There are generally 2 kinds of title insurance:

  • Owner’s title Insurance – Protects the real property owner from title claims and other issues
  • Lender’s title insurance – Protects the mortgage company
  1. Title Companies Also Act as Escrow Officers

Title companies can also function as escrow officers, holding documents and money as instructed by one of, or both of the involved parties.

For example, the property buyer can give the title company the money needed to pay for the down payment of the property. On the other hand, the seller can provide the title company with a signed deed.

As acting escrow officer, the title company will only release the payment and deed once the specific conditions of both the buyer and seller have been met.

Bottom Line

When choosing a title company, don’t hesitate to speak to an agent as many times as you want. You may also want to choose to meet with agents from a shortlist of title companies you’re eyeing before buying the property.



Do I Need an Estate Loan?

Do I Need an Estate Loan?

Dealing with the passing of a loved one is already a difficult process. Add to this the administration process of the will and estate, and it can become a lot to deal with. The probate process alone can drag on for 6 months to 3 years.

What if the heirs require access to the estate’s funds in the meantime? The executor of an estate may need to pay for funeral expenses, discharge debts, or settle claims on the estate. Without cash on hand, this can be a difficult situation. This is where estate loans can be helpful.

What Is an Estate Loan?

An estate loan (also known as probate loan or inheritance loan) is a type of short term financing for heirs of an estate. The loan is secured against the assets contained within the estate (which are currently tied up from the administration process).

As mentioned earlier, the processing of an estate can take anywhere from 6 months to up to 3 years. Within this time, the heirs of the estate may need funds to cover funeral costs, etc. An estate loan helps bridge the gap between when assets are tied up in the probate process, and when the assets are finally distributed to the heirs. The loan is repaid once the estate assets are released from administration.

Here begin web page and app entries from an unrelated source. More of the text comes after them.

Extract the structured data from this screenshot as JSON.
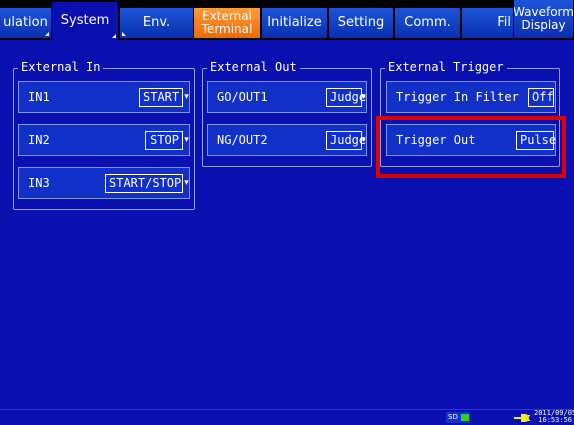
{
  "tabs": {
    "calculation": "ulation",
    "system": "System",
    "env": "Env.",
    "external_terminal_line1": "External",
    "external_terminal_line2": "Terminal",
    "initialize": "Initialize",
    "setting": "Setting",
    "comm": "Comm.",
    "file": "Fil",
    "waveform_line1": "Waveform",
    "waveform_line2": "Display"
  },
  "external_in": {
    "title": "External In",
    "rows": [
      {
        "label": "IN1",
        "value": "START"
      },
      {
        "label": "IN2",
        "value": "STOP"
      },
      {
        "label": "IN3",
        "value": "START/STOP"
      }
    ]
  },
  "external_out": {
    "title": "External Out",
    "rows": [
      {
        "label": "GO/OUT1",
        "value": "Judge"
      },
      {
        "label": "NG/OUT2",
        "value": "Judge"
      }
    ]
  },
  "external_trigger": {
    "title": "External Trigger",
    "rows": [
      {
        "label": "Trigger In Filter",
        "value": "Off"
      },
      {
        "label": "Trigger Out",
        "value": "Pulse"
      }
    ]
  },
  "status": {
    "sd_label": "SD",
    "date": "2011/09/05",
    "time": "16:53:56"
  },
  "colors": {
    "background": "#0a0fb0",
    "selected_tab": "#f07a10",
    "highlight": "#e10000"
  }
}
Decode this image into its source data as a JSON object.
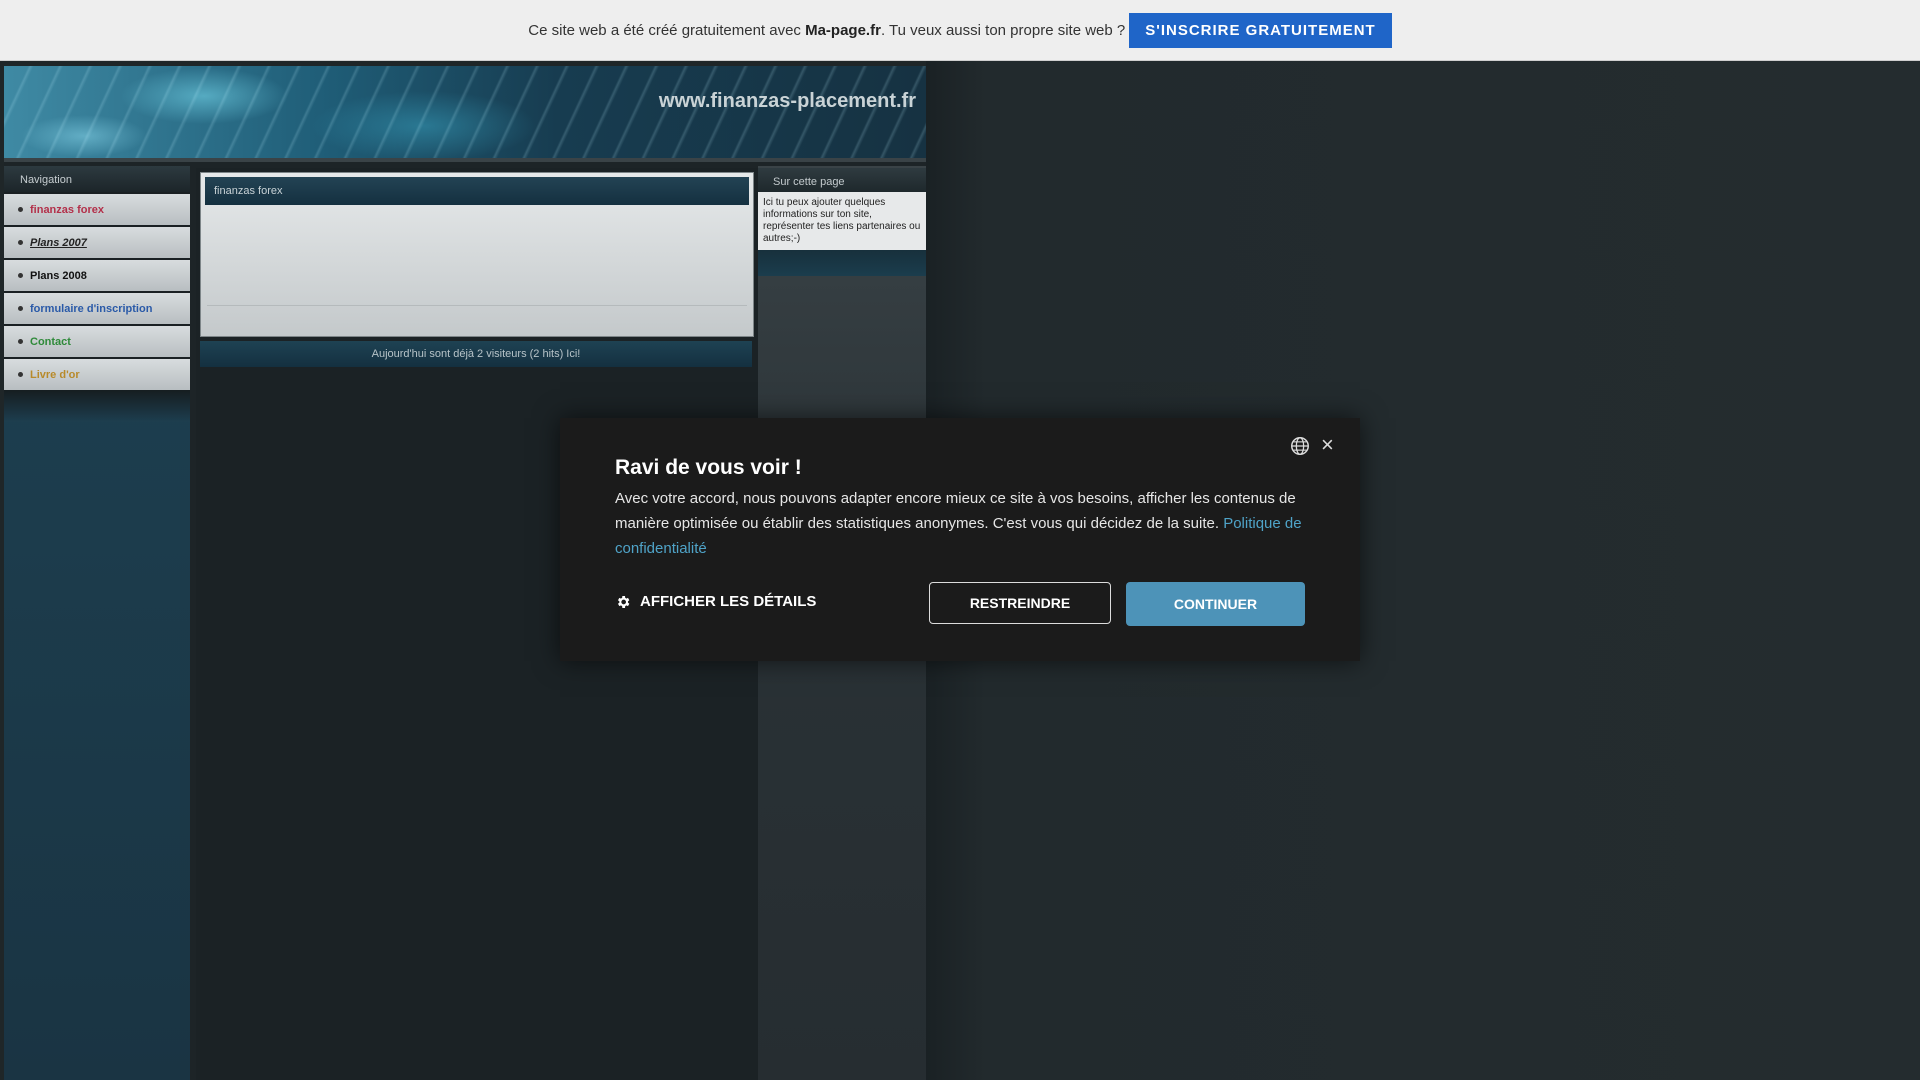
{
  "promo_bar": {
    "message_prefix": "Ce site web a été créé gratuitement avec ",
    "brand": "Ma-page.fr",
    "message_suffix": ". Tu veux aussi ton propre site web ?",
    "cta_label": "S'INSCRIRE GRATUITEMENT"
  },
  "header": {
    "site_url": "www.finanzas-placement.fr"
  },
  "navigation": {
    "title": "Navigation",
    "items": [
      {
        "label": "finanzas forex",
        "color": "#b3304a"
      },
      {
        "label": "Plans 2007",
        "color": "#222222"
      },
      {
        "label": "Plans 2008",
        "color": "#111111"
      },
      {
        "label": "formulaire d'inscription",
        "color": "#2a5aa8"
      },
      {
        "label": "Contact",
        "color": "#2f8a3a"
      },
      {
        "label": "Livre d'or",
        "color": "#b88a2a"
      }
    ]
  },
  "content": {
    "box_title": "finanzas forex",
    "visitors_text": "Aujourd'hui sont déjà 2 visiteurs (2 hits) Ici!"
  },
  "sidebar_right": {
    "title": "Sur cette page",
    "body": "Ici tu peux ajouter quelques informations sur ton site, représenter tes liens partenaires ou autres;-)"
  },
  "cookie_banner": {
    "title": "Ravi de vous voir !",
    "text": "Avec votre accord, nous pouvons adapter encore mieux ce site à vos besoins, afficher les contenus de manière optimisée ou établir des statistiques anonymes. C'est vous qui décidez de la suite. ",
    "link_label": "Politique de confidentialité",
    "details_label": "AFFICHER LES DÉTAILS",
    "restrict_label": "RESTREINDRE",
    "continue_label": "CONTINUER",
    "close_symbol": "×",
    "icons": {
      "language": "globe-icon",
      "details": "gear-icon",
      "close": "close-icon"
    }
  }
}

Why Use Estate Loans instead of Other Options?

Most banks are unwilling to loan money to an estate that is in probate or to trusts. This is because the assets in a deceased’s estate are currently tied up in administration or the probate process.

Estate loans are similar to bridging finance loans, offering a solution for short term financing, where banks are unable to do so. Once the administration process is over, the loan is repaid and can be replaced with more conventional options, such as a mortgage.

How Do Estate Loans Work?

An example of a common usage for estate loans is where heirs are left with an inheritance property. There is often more than one heir to the inheritance property and they may have different ideas on how to distribute the property.

One heir may decide they want to keep their share of ownership in the property, while the second heir may want to cash out their share of ownership. In this scenario, an estate loan can be taken out against the property in the estate. The proceeds of the loan can then be used to pay off the second heirs interest in the property, and the ownership of the property is then deeded to the first heir.

After the title of the property is transferred to the heir who wants to keep ownership, they can then refinance the estate loan to a lower cost conventional loan.

Another common usage for an estate loan is to fulfill the obligations of an estate. Some of these include settling debts from the estate, legal fees, funeral expenses and making repairs to a property.

Finally, an heir may take out an estate loan simply because they want an advance on their inheritance. The probate process is lengthy, and an estate loan will allow them to access part of their inheritance before the probate process is finalized.

Depending on your situation, an estate loan can be a helpful solution when undergoing a difficult time. Consider seeking legal and financial advice before making the decision to use an estate loan.